• EXERCISE DETAILS:
Restate all the data word for word and omit the pictures.

• Page and application data records:

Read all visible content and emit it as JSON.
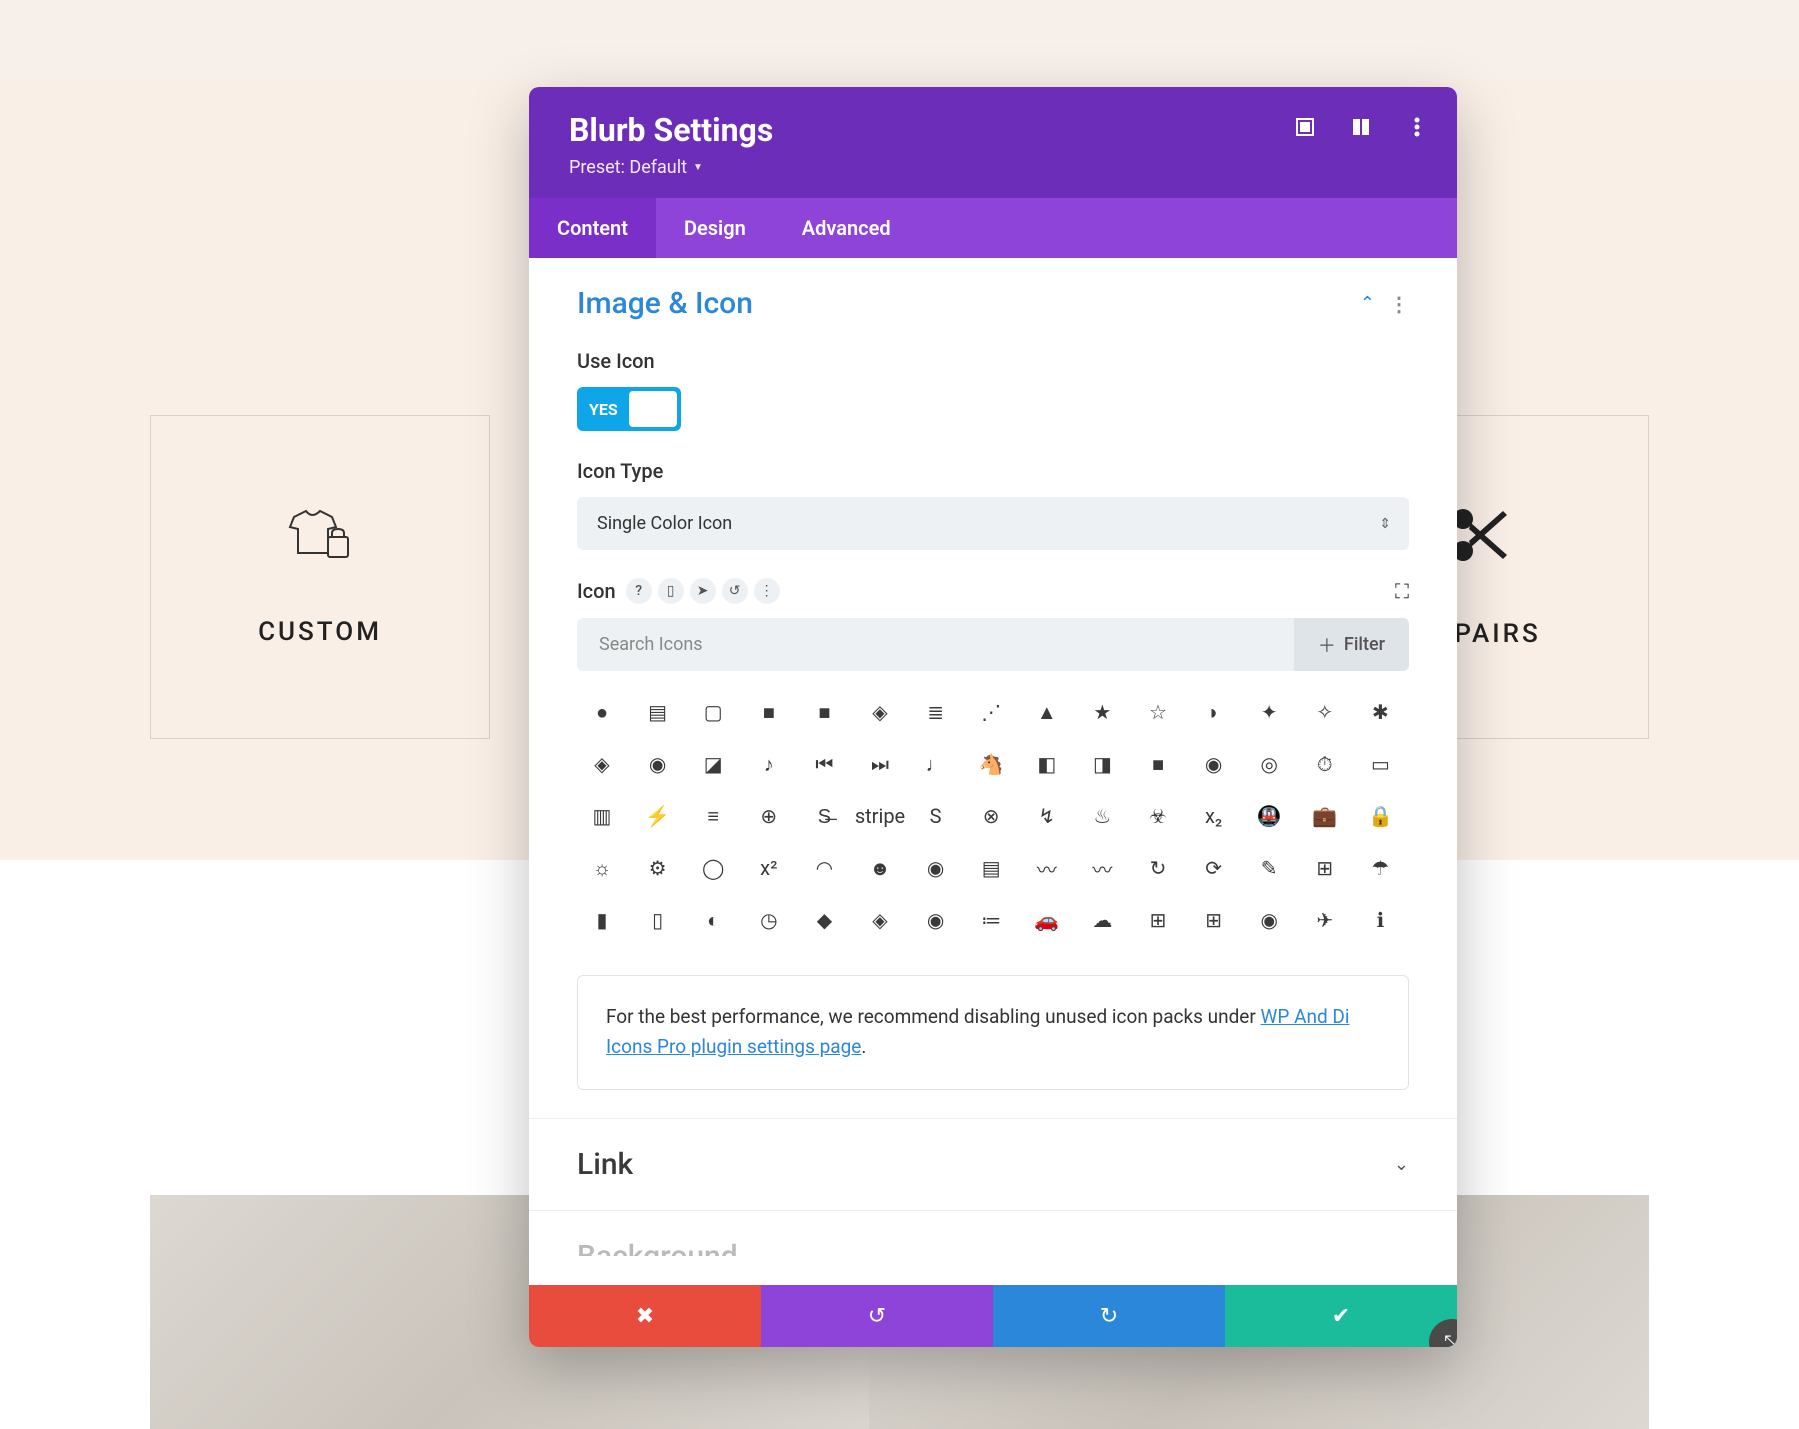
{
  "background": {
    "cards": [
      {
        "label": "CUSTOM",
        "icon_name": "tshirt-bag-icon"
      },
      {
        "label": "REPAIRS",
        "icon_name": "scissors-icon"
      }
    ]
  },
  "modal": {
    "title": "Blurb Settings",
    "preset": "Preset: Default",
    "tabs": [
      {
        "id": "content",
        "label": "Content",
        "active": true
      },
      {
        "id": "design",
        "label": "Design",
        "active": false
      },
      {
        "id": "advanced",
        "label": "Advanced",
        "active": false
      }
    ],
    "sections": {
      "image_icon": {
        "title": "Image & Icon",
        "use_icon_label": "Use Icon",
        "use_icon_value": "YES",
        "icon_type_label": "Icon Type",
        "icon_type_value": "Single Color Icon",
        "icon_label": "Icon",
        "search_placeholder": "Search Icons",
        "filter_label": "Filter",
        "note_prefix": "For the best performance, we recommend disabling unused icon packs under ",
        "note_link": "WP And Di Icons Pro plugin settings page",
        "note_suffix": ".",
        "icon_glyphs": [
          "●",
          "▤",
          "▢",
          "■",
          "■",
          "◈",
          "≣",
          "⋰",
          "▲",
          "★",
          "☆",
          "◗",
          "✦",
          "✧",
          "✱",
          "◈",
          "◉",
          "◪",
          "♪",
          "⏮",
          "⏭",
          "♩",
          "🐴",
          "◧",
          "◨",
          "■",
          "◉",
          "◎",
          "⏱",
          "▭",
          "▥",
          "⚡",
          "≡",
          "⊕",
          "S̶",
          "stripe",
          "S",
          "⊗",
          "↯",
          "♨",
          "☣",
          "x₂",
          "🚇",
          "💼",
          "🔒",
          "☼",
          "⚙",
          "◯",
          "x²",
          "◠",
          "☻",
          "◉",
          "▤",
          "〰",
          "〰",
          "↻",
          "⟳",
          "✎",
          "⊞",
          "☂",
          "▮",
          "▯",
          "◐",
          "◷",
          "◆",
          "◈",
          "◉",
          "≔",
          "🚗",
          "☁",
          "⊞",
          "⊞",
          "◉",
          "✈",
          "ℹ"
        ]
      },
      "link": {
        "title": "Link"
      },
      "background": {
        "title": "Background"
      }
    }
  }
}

• SOLVED EXERCISE:
Read all visible content and emit it as JSON.
{
  "background": {
    "cards": [
      {
        "label": "CUSTOM",
        "icon_name": "tshirt-bag-icon"
      },
      {
        "label": "REPAIRS",
        "icon_name": "scissors-icon"
      }
    ]
  },
  "modal": {
    "title": "Blurb Settings",
    "preset": "Preset: Default",
    "tabs": [
      {
        "id": "content",
        "label": "Content",
        "active": true
      },
      {
        "id": "design",
        "label": "Design",
        "active": false
      },
      {
        "id": "advanced",
        "label": "Advanced",
        "active": false
      }
    ],
    "sections": {
      "image_icon": {
        "title": "Image & Icon",
        "use_icon_label": "Use Icon",
        "use_icon_value": "YES",
        "icon_type_label": "Icon Type",
        "icon_type_value": "Single Color Icon",
        "icon_label": "Icon",
        "search_placeholder": "Search Icons",
        "filter_label": "Filter",
        "note_prefix": "For the best performance, we recommend disabling unused icon packs under ",
        "note_link": "WP And Di Icons Pro plugin settings page",
        "note_suffix": ".",
        "icon_glyphs": [
          "●",
          "▤",
          "▢",
          "■",
          "■",
          "◈",
          "≣",
          "⋰",
          "▲",
          "★",
          "☆",
          "◗",
          "✦",
          "✧",
          "✱",
          "◈",
          "◉",
          "◪",
          "♪",
          "⏮",
          "⏭",
          "♩",
          "🐴",
          "◧",
          "◨",
          "■",
          "◉",
          "◎",
          "⏱",
          "▭",
          "▥",
          "⚡",
          "≡",
          "⊕",
          "S̶",
          "stripe",
          "S",
          "⊗",
          "↯",
          "♨",
          "☣",
          "x₂",
          "🚇",
          "💼",
          "🔒",
          "☼",
          "⚙",
          "◯",
          "x²",
          "◠",
          "☻",
          "◉",
          "▤",
          "〰",
          "〰",
          "↻",
          "⟳",
          "✎",
          "⊞",
          "☂",
          "▮",
          "▯",
          "◐",
          "◷",
          "◆",
          "◈",
          "◉",
          "≔",
          "🚗",
          "☁",
          "⊞",
          "⊞",
          "◉",
          "✈",
          "ℹ"
        ]
      },
      "link": {
        "title": "Link"
      },
      "background": {
        "title": "Background"
      }
    }
  }
}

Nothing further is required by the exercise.